Believe me, once I was finally sold on the beauty and sustainability of cloth pads, I was a true-blue, born-again convert, however, I have found that I prefer the Keeper to cloth pads, which means that in my book, it’s really very VERY good. This little cup is a latex product that fits inside of your vagina and functions a lot like an OB tampon, collecting your menstrual flow without drying out your vaginal walls. It requires insertion with your fingers, and periodic emptying (your collected flow can be conveniently emptied into the toilet, then the Keeper can be wiped off and reinserted); I must admit, it does take a little bit of effort to learn how to get it in and out, but once you master it, this is by far the easiest form of menstrual protection I have ever used, AND it’s ecologically friendly, sustainable, reuseable, and relatively cheap, given that you only have to buy one, and then you’re set for the next 10 years. Another beauty of using a menstrual cup is the fact that you don’t have to change your cup nearly as often as you have to change a tampon. On light days, towards the end of my bleeding cycle, I can happily put my Keeper in during my morning shower, and leave it in all day, and forget that it’s even there. And then, at the end of your cycle, all you have to do is wash it out with antibacterial soap, let it soak overnight in a bowl of water mixed with a tablespoon of hydrogen peroxide, white vinegar or tea tree oil, and that’s it. So, for those of you who like functionality of tampons (and the lack of phone-book-between-your-legs), but would also like to stop feeding the fat purse of the toxic feminine hygiene industry, and do our planet a major favor, a menstrual cup is definitely the way to go. The Mooncup and Divacup are also every bit as fantastic as the Keeper, they’re just made out of silicone instead of latex, so for those of you with latex allergies, rest assured, there are menstrual cups out there for you, too!

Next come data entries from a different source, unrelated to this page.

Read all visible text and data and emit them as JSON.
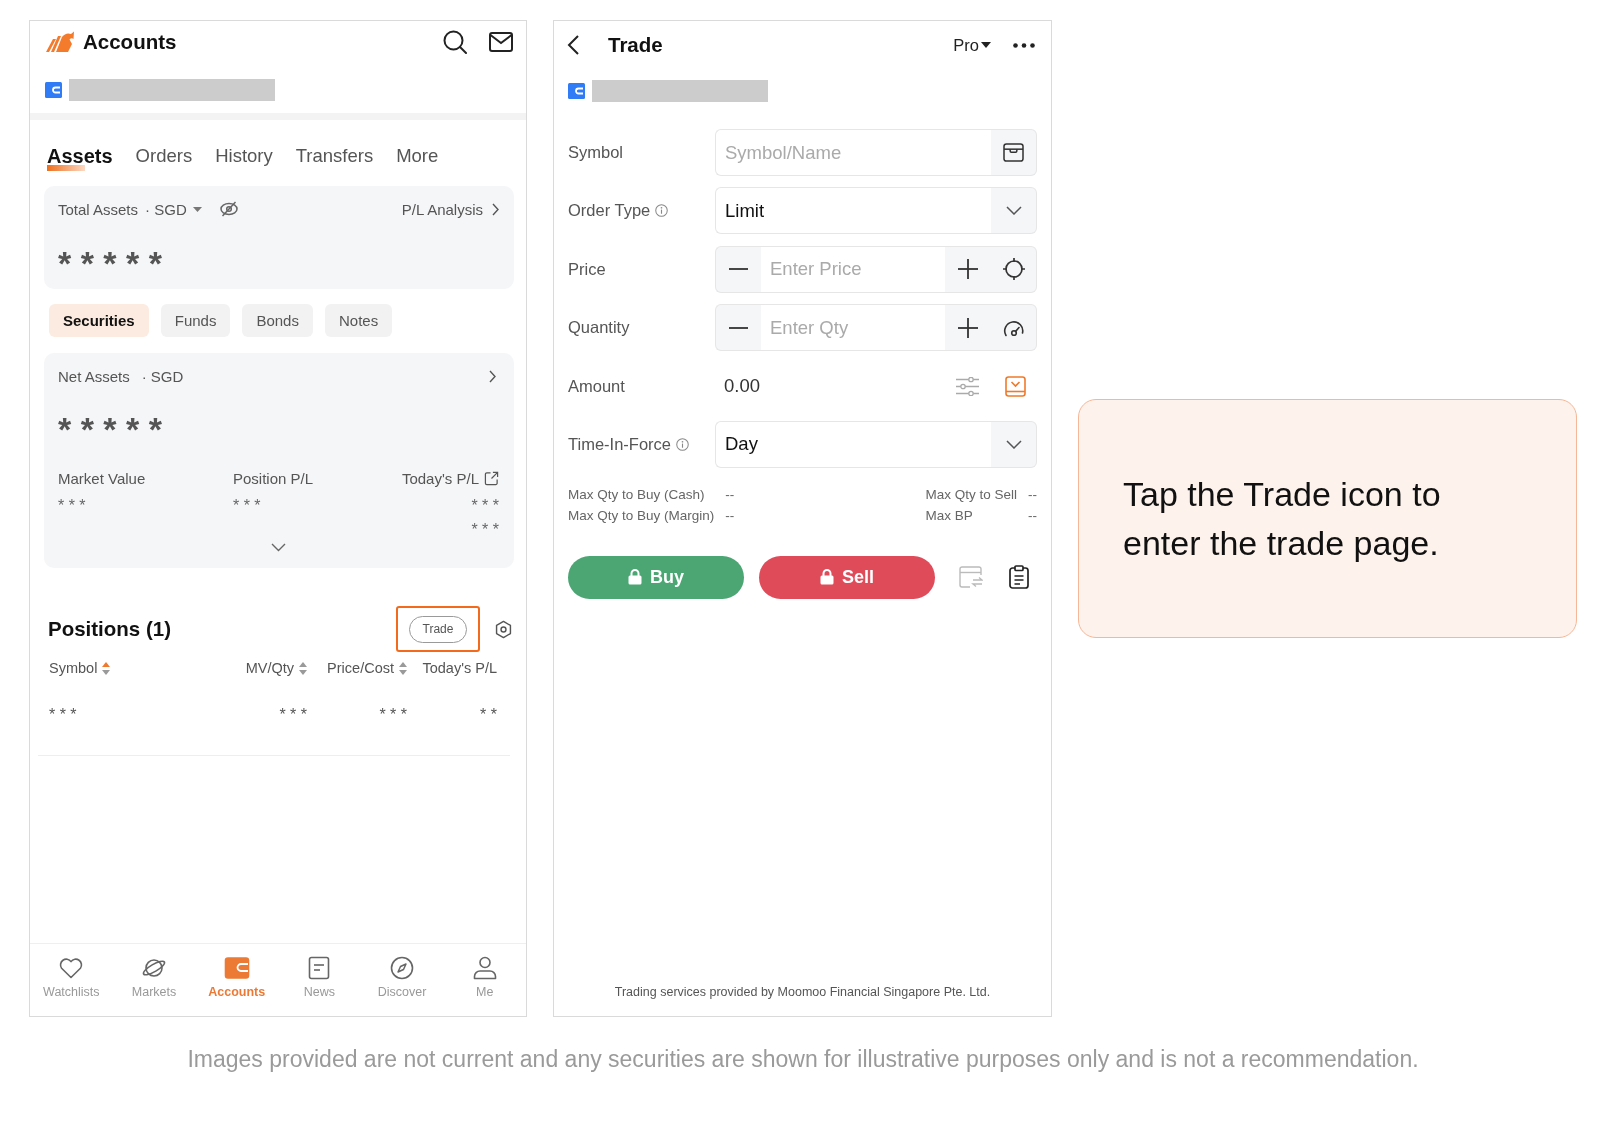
{
  "accounts_screen": {
    "title": "Accounts",
    "tabs": [
      {
        "label": "Assets",
        "selected": true
      },
      {
        "label": "Orders",
        "selected": false
      },
      {
        "label": "History",
        "selected": false
      },
      {
        "label": "Transfers",
        "selected": false
      },
      {
        "label": "More",
        "selected": false
      }
    ],
    "total_assets": {
      "label": "Total Assets",
      "currency": "· SGD",
      "link": "P/L Analysis",
      "value": "* * * * *"
    },
    "asset_types": [
      {
        "label": "Securities",
        "selected": true
      },
      {
        "label": "Funds",
        "selected": false
      },
      {
        "label": "Bonds",
        "selected": false
      },
      {
        "label": "Notes",
        "selected": false
      }
    ],
    "net_assets": {
      "label": "Net Assets",
      "currency": "· SGD",
      "value": "* * * * *",
      "metrics": [
        {
          "label": "Market Value",
          "values": [
            "* * *"
          ]
        },
        {
          "label": "Position P/L",
          "values": [
            "* * *"
          ]
        },
        {
          "label": "Today's P/L",
          "values": [
            "* * *",
            "* * *"
          ]
        }
      ]
    },
    "positions": {
      "title": "Positions (1)",
      "trade_button": {
        "label": "Trade",
        "highlighted": true
      },
      "columns": [
        {
          "label": "Symbol",
          "sortable": true,
          "sorted": true
        },
        {
          "label": "MV/Qty",
          "sortable": true,
          "sorted": false
        },
        {
          "label": "Price/Cost",
          "sortable": true,
          "sorted": false
        },
        {
          "label": "Today's P/L",
          "sortable": false
        }
      ],
      "rows": [
        [
          "* * *",
          "* * *",
          "* * *",
          "* *"
        ]
      ]
    },
    "tab_bar": [
      {
        "label": "Watchlists",
        "selected": false
      },
      {
        "label": "Markets",
        "selected": false
      },
      {
        "label": "Accounts",
        "selected": true
      },
      {
        "label": "News",
        "selected": false
      },
      {
        "label": "Discover",
        "selected": false
      },
      {
        "label": "Me",
        "selected": false
      }
    ]
  },
  "trade_screen": {
    "title": "Trade",
    "mode": "Pro",
    "form": [
      {
        "kind": "search",
        "label": "Symbol",
        "info": false,
        "placeholder": "Symbol/Name"
      },
      {
        "kind": "select",
        "label": "Order Type",
        "info": true,
        "value": "Limit"
      },
      {
        "kind": "price",
        "label": "Price",
        "info": false,
        "placeholder": "Enter Price"
      },
      {
        "kind": "quantity",
        "label": "Quantity",
        "info": false,
        "placeholder": "Enter Qty"
      },
      {
        "kind": "amount",
        "label": "Amount",
        "info": false,
        "value": "0.00"
      },
      {
        "kind": "select",
        "label": "Time-In-Force",
        "info": true,
        "value": "Day"
      }
    ],
    "limit_rows": [
      [
        "Max Qty to Buy (Cash)",
        "--",
        "Max Qty to Sell",
        "--"
      ],
      [
        "Max Qty to Buy (Margin)",
        "--",
        "Max BP",
        "--"
      ]
    ],
    "actions": [
      {
        "kind": "buy",
        "label": "Buy",
        "locked": true
      },
      {
        "kind": "sell",
        "label": "Sell",
        "locked": true
      }
    ],
    "footer": "Trading services provided by Moomoo Financial Singapore Pte. Ltd."
  },
  "callout": {
    "text": "Tap the Trade icon to enter the trade page."
  },
  "disclaimer": "Images provided are not current and any securities are shown for illustrative purposes only and is not a recommendation."
}
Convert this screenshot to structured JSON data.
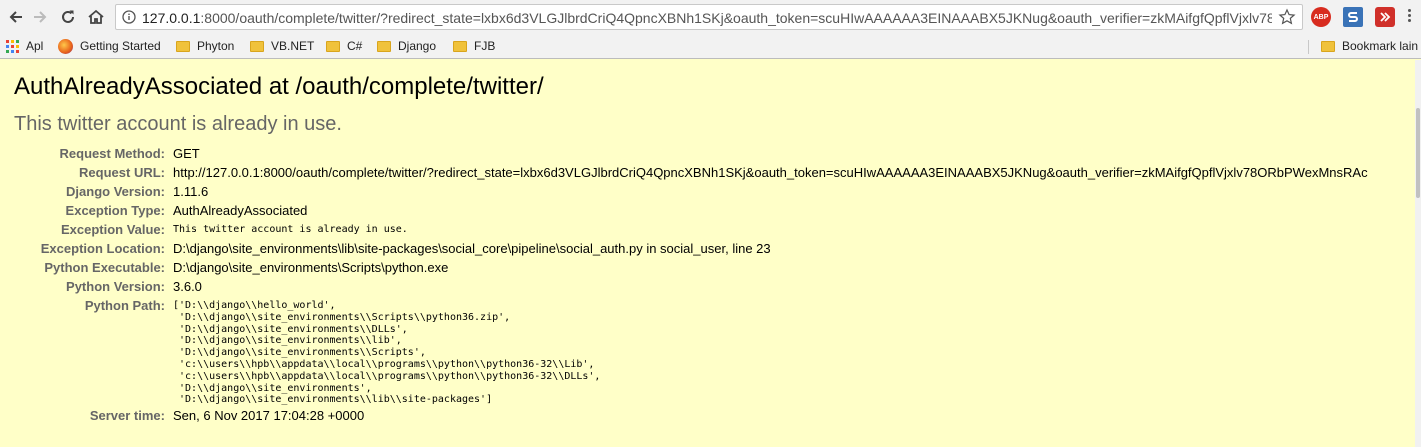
{
  "browser": {
    "url_host": "127.0.0.1",
    "url_rest": ":8000/oauth/complete/twitter/?redirect_state=lxbx6d3VLGJlbrdCriQ4QpncXBNh1SKj&oauth_token=scuHIwAAAAAA3EINAAABX5JKNug&oauth_verifier=zkMAifgfQpflVjxlv78...",
    "ext_abp": "ABP"
  },
  "bookmarks": {
    "items": [
      {
        "label": "Apl"
      },
      {
        "label": "Getting Started"
      },
      {
        "label": "Phyton"
      },
      {
        "label": "VB.NET"
      },
      {
        "label": "C#"
      },
      {
        "label": "Django"
      },
      {
        "label": "FJB"
      }
    ],
    "other": "Bookmark lain"
  },
  "error": {
    "title": "AuthAlreadyAssociated at /oauth/complete/twitter/",
    "subtitle": "This twitter account is already in use.",
    "rows": [
      {
        "label": "Request Method:",
        "value": "GET"
      },
      {
        "label": "Request URL:",
        "value": "http://127.0.0.1:8000/oauth/complete/twitter/?redirect_state=lxbx6d3VLGJlbrdCriQ4QpncXBNh1SKj&oauth_token=scuHIwAAAAAA3EINAAABX5JKNug&oauth_verifier=zkMAifgfQpflVjxlv78ORbPWexMnsRAc"
      },
      {
        "label": "Django Version:",
        "value": "1.11.6"
      },
      {
        "label": "Exception Type:",
        "value": "AuthAlreadyAssociated"
      },
      {
        "label": "Exception Value:",
        "value": "This twitter account is already in use."
      },
      {
        "label": "Exception Location:",
        "value": "D:\\django\\site_environments\\lib\\site-packages\\social_core\\pipeline\\social_auth.py in social_user, line 23"
      },
      {
        "label": "Python Executable:",
        "value": "D:\\django\\site_environments\\Scripts\\python.exe"
      },
      {
        "label": "Python Version:",
        "value": "3.6.0"
      }
    ],
    "python_path_label": "Python Path:",
    "python_path": [
      "['D:\\\\django\\\\hello_world',",
      " 'D:\\\\django\\\\site_environments\\\\Scripts\\\\python36.zip',",
      " 'D:\\\\django\\\\site_environments\\\\DLLs',",
      " 'D:\\\\django\\\\site_environments\\\\lib',",
      " 'D:\\\\django\\\\site_environments\\\\Scripts',",
      " 'c:\\\\users\\\\hpb\\\\appdata\\\\local\\\\programs\\\\python\\\\python36-32\\\\Lib',",
      " 'c:\\\\users\\\\hpb\\\\appdata\\\\local\\\\programs\\\\python\\\\python36-32\\\\DLLs',",
      " 'D:\\\\django\\\\site_environments',",
      " 'D:\\\\django\\\\site_environments\\\\lib\\\\site-packages']"
    ],
    "server_time_label": "Server time:",
    "server_time": "Sen, 6 Nov 2017 17:04:28 +0000"
  }
}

That’s pretty much the end of my schpiel. I know that what works for some women certainly won’t work for all women, but I urge you to think about your menstrual choices. Once you start using alternative methods, you begin to wonder why you ever needed a 7th-grade introduction to feminine hygiene products in the first place. I started using alternative methods about five years ago, and I haven’t once looked back.
For further reading:
The Wise Wound by Shuttle, Redgrove & Drabble.
The Woman in the Body by Emily Martin.